- September 2013
- Vol. 14, No. 7
Connecting the Dots for Transitioning Youth
Each year in Ohio, between 1,000 and 1,400 youth transition out of foster care. Jennifer Justice, Deputy Director, Ohio Department of Job and Family Services (ODJFS) Office of Families and Children, said the State needs to do more to meet the needs of this vulnerable population. "Kids that don't achieve permanency and emancipate from our care have extremely poor outcomes. We have to do better by them, because we are their parents." That's where Ohio's Connecting the Dots program aims to make a difference.
Connecting the Dots From Foster Care to Employment and Independent Living is a new effort to increase cross-system collaboration among State and county agencies by connecting child welfare caseworkers, employment counselors, mentors, and other services with youth who are exiting care. The State has used funding from its Temporary Assistance for Needy Families program to operate this program.
The impetus for the program began in 2011 when members of the Ohio Youth Advisory Board—consisting of youth currently in care and those who have emancipated—met with ODJFS Director Michael Colbert. Because ODJFS is an umbrella agency for health and human services that includes programs such as workforce development, unemployment compensation, child support, child care, and food assistance, Colbert was not specifically entrenched in child welfare. Justice said the Youth Advisory Board members captured Colbert's heart and brought him up to speed on the challenges they face after leaving foster care. Colbert then realized that the offices within ODJFS needed to break out of their silos and collaborate to better serve these young people.
The first phase of the program was cross training. "We had to set a baseline of understanding about what our departments had to offer," Justice said. "We had to explain to the folks in child welfare what the workforce development people did. We had to explain to workforce development what child welfare is about, what our kids have gone through, and what their needs are. We needed a better understanding of how our different systems worked."
To achieve this goal, 13 training webinars were conducted, and not just for staff. Some of the trainings focused on youth and foster parents and covered State-level resources, such as online job search tools and training and a "real cost of living" program through the Department of Education that focuses on the actual costs of apartments, utility bills, and other necessities.

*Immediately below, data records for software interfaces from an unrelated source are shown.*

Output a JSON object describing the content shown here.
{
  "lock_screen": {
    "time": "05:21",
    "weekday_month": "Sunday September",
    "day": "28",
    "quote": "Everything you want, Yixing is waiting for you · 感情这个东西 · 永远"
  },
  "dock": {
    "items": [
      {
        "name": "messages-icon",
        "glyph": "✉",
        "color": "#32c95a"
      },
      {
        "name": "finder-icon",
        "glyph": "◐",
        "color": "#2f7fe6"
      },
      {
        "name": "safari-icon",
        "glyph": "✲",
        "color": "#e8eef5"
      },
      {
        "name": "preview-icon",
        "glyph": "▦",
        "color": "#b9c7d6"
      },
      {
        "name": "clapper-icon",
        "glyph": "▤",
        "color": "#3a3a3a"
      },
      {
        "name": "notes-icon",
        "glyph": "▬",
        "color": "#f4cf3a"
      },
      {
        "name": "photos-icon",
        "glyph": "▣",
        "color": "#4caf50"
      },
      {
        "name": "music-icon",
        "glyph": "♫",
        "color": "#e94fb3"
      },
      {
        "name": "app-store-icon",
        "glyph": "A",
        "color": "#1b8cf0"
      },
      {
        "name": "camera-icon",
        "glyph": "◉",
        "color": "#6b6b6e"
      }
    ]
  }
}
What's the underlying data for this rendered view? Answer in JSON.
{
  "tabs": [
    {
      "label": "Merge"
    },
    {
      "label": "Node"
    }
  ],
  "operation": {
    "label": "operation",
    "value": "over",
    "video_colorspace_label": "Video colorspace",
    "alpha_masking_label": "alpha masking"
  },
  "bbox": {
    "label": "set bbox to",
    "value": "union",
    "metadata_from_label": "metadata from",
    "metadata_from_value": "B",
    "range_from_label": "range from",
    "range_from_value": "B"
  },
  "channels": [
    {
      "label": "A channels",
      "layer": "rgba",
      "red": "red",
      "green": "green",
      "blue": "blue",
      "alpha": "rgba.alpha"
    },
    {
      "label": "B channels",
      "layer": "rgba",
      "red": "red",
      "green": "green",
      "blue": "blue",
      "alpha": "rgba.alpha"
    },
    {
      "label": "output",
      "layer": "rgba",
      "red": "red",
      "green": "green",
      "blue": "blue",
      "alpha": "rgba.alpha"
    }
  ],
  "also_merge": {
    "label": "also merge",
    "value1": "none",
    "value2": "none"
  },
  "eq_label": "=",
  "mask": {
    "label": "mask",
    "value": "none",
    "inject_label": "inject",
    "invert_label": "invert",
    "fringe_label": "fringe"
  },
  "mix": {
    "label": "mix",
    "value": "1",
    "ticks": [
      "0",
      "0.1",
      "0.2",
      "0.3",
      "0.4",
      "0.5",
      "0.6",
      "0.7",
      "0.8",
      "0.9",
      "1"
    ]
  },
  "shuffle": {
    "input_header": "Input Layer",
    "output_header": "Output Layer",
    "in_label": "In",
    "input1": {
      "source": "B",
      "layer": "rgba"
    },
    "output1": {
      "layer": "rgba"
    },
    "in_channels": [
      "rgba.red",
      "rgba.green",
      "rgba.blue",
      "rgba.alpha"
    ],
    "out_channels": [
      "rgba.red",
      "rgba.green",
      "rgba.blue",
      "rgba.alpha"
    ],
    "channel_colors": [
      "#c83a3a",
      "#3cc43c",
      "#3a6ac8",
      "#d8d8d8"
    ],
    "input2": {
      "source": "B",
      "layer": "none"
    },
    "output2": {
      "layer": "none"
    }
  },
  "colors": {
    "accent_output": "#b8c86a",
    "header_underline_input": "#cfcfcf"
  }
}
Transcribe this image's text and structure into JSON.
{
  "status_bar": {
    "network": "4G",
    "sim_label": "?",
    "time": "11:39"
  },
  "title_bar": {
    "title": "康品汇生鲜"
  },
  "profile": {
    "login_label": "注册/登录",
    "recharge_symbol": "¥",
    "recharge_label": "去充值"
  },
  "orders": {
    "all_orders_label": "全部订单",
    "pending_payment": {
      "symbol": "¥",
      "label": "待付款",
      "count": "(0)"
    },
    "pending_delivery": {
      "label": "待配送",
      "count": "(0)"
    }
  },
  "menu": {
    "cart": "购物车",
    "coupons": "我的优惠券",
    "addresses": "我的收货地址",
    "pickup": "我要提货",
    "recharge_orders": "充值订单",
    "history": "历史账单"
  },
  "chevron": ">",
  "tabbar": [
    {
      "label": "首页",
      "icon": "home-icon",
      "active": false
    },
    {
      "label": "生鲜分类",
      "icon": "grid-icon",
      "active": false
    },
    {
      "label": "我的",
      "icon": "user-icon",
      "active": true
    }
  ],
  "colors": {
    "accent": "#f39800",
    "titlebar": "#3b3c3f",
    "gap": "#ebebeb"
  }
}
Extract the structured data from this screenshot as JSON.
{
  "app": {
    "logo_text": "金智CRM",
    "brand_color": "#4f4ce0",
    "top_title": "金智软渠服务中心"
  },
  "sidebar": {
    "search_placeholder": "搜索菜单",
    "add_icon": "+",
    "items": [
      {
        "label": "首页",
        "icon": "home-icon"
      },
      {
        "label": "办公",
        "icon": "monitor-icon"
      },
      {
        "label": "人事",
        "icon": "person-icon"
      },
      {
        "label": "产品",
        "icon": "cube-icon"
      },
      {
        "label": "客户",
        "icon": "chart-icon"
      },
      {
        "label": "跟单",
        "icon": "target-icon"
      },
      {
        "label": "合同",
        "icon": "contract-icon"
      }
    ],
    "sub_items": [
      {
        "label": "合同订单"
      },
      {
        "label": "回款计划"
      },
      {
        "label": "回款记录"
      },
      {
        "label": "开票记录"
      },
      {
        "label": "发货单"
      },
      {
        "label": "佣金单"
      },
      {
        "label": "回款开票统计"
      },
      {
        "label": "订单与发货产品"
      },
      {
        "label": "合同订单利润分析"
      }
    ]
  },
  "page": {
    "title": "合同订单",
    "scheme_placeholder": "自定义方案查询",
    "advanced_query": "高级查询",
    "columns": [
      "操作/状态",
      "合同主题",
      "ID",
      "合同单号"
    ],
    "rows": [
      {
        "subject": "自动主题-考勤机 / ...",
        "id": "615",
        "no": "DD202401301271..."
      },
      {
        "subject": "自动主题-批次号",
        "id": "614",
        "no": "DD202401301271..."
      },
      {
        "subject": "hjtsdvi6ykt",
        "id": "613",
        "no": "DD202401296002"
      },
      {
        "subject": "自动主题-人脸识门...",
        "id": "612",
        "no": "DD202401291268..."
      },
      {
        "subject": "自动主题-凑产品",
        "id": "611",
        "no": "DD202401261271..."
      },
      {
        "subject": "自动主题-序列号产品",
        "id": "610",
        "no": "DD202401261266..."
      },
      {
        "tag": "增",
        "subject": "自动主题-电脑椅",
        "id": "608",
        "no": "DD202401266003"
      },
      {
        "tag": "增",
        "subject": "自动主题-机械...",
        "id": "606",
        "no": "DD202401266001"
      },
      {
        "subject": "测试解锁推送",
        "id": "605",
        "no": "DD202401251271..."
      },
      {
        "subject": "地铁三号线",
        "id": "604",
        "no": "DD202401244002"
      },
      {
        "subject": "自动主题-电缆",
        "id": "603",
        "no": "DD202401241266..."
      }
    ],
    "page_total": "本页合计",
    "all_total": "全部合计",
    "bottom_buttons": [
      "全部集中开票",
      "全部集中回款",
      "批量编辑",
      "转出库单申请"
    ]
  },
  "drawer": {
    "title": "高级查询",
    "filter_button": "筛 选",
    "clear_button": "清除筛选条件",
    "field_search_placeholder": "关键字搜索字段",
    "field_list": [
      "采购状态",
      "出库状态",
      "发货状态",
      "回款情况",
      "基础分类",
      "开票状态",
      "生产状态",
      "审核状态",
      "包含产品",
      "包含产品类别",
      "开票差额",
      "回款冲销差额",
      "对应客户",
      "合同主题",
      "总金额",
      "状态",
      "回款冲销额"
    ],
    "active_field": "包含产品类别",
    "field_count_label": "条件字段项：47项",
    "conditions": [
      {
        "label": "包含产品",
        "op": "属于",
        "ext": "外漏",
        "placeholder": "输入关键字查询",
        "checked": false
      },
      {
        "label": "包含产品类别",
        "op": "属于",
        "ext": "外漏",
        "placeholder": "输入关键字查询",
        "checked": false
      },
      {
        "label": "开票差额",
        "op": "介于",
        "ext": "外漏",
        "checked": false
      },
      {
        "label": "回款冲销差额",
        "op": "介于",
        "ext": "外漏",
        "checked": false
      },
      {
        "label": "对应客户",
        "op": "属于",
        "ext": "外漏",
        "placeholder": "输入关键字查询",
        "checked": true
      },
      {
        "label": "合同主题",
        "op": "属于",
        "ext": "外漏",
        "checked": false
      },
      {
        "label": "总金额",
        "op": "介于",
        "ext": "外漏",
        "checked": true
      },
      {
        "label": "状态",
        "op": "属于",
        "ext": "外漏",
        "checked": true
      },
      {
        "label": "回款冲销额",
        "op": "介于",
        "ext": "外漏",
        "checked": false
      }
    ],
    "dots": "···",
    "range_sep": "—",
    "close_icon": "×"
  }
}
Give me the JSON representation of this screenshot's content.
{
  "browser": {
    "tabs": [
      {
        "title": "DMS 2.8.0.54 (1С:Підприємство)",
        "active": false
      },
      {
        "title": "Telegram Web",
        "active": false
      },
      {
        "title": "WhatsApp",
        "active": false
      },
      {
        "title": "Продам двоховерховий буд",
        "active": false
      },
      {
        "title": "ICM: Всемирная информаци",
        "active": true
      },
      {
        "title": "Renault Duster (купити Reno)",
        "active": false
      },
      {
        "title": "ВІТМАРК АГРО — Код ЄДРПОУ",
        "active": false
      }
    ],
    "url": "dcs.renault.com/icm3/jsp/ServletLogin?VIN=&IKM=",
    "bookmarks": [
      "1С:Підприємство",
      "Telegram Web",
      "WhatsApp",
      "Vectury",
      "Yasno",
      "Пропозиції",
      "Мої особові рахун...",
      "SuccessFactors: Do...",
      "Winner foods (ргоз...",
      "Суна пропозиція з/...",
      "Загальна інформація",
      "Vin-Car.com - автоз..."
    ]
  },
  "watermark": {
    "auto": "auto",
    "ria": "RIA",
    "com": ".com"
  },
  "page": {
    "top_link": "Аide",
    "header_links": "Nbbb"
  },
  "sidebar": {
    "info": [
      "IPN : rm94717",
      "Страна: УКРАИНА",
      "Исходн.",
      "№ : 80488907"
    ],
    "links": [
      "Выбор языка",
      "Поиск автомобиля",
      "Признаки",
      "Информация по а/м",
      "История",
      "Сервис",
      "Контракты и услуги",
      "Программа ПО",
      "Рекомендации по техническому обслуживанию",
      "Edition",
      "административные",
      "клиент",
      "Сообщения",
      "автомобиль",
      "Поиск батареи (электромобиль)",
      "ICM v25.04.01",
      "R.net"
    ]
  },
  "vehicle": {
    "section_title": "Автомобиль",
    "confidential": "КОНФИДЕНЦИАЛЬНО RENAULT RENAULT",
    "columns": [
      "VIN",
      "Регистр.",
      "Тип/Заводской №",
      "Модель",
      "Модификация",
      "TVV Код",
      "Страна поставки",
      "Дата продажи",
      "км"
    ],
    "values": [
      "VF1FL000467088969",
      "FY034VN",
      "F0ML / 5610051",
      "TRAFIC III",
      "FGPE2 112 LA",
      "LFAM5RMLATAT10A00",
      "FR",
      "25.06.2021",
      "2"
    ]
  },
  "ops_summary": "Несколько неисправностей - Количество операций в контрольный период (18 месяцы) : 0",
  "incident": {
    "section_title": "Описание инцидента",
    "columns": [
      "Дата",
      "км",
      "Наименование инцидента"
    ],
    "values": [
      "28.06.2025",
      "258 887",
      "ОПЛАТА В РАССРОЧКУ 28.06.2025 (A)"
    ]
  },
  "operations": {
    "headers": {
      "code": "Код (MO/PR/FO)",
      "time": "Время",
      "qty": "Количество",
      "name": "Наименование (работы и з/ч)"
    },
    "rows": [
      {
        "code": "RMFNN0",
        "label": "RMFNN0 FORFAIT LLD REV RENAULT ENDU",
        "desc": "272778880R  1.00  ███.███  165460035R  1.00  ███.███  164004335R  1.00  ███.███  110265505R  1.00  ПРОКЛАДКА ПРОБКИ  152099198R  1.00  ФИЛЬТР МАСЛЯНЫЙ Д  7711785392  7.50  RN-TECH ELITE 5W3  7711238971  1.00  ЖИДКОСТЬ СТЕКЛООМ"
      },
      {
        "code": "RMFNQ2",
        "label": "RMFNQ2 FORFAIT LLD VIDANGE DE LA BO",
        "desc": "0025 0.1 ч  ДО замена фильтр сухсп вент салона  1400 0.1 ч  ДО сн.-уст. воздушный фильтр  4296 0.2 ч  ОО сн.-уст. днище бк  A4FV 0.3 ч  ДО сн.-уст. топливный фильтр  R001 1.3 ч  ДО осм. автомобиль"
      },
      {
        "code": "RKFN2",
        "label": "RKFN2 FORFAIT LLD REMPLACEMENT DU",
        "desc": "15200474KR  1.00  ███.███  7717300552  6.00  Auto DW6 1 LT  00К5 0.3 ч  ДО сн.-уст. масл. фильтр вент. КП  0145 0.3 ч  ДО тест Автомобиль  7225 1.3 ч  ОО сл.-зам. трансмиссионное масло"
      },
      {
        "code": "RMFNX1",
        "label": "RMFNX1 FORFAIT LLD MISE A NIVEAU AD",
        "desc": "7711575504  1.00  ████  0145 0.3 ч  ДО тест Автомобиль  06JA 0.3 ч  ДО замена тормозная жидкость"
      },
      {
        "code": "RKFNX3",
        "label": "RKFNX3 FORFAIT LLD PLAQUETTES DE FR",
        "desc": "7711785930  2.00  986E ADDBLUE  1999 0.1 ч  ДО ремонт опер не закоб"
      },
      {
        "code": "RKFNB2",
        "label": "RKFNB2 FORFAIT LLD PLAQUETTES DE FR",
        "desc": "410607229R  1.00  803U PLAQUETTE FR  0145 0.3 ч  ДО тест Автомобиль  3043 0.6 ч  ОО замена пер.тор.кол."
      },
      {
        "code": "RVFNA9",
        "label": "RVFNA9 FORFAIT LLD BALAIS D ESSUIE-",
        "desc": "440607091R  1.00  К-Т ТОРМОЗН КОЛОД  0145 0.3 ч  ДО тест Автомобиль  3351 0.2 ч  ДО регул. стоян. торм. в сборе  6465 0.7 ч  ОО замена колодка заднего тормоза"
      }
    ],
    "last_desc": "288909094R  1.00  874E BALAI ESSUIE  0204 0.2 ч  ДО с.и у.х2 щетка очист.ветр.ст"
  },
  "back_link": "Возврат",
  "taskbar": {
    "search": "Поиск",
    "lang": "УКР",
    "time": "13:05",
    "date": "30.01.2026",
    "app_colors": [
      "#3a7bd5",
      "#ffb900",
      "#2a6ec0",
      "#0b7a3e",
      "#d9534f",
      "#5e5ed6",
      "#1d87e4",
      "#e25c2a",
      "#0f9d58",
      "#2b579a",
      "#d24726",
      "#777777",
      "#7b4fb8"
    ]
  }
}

An even larger strategy was employed to help reduce the number of children who age out of foster care. ODJFS entered into a partnership with the Dave Thomas Foundation's Wendy's Wonderful Kids program, which awards grants to agencies to implement innovative recruitment programs to help move children from foster care to adoptive families.
Justice added that even with increased recruitment efforts, not all children in care will be adopted. "We know there will always be some percentage [of youth] who will not achieve permanency through adoption, and we can't allow them to leave our system without better tools in their toolbox," Justice said. "We have to think about permanency in a different way. We believe that even if we can't succeed in finding permanent adoptive homes for these kids, we should always make sure they have a permanent adult connection in their lives." Enter, Big Brothers Big Sisters.
ODJFS is partnering with Big Brothers Big Sisters to provide volunteer mentors specifically focused on vocational counseling for youth preparing to leave foster care. "Big Brothers Big Sisters has a rigorously evaluated mentoring service, but they typically mentor younger children," said Alice Worrell, Project Manager, ODJFS Office of Workforce Development. "Working with older youth is a new venture for them."
The partnership has yielded a customized curriculum for mentors, which was developed after focus groups with youth from across the State gathered information about what youth want from a mentor or an adult supporter. Recruiting began this spring, and the program aims to match mentors with youth who have common interests in vocation and background.
The partnerships with Big Brothers Big Sisters and Wendy's Wonderful Kids are currently being piloted in five locations in eight counties in Ohio. While Ohio has a State-run, county-administered child welfare system, Justice said she hopes successful program elements can be implemented statewide. "We are already sharing with other counties as much as we can about best practices from the pilot locations. It is our hope that these efforts will be big pieces in connecting the dots for youth."
More information about the Connecting the Dots from Foster Care to Employment and Independent Living program is available in a press release from ODJFS:
Special thanks to the following people for providing information for this article: Jennifer Justice, Deputy Director, Ohio Department of Job and Family Services (ODJFS) Office of Families and Children; Alice Worrell, Program Manager, ODJFS Office of Workforce Development; James Lacks, Program Administrator, ODJFS Office of Families and Children; and Amy Eaton, Section Chief, ODJFS Office of Families and Children.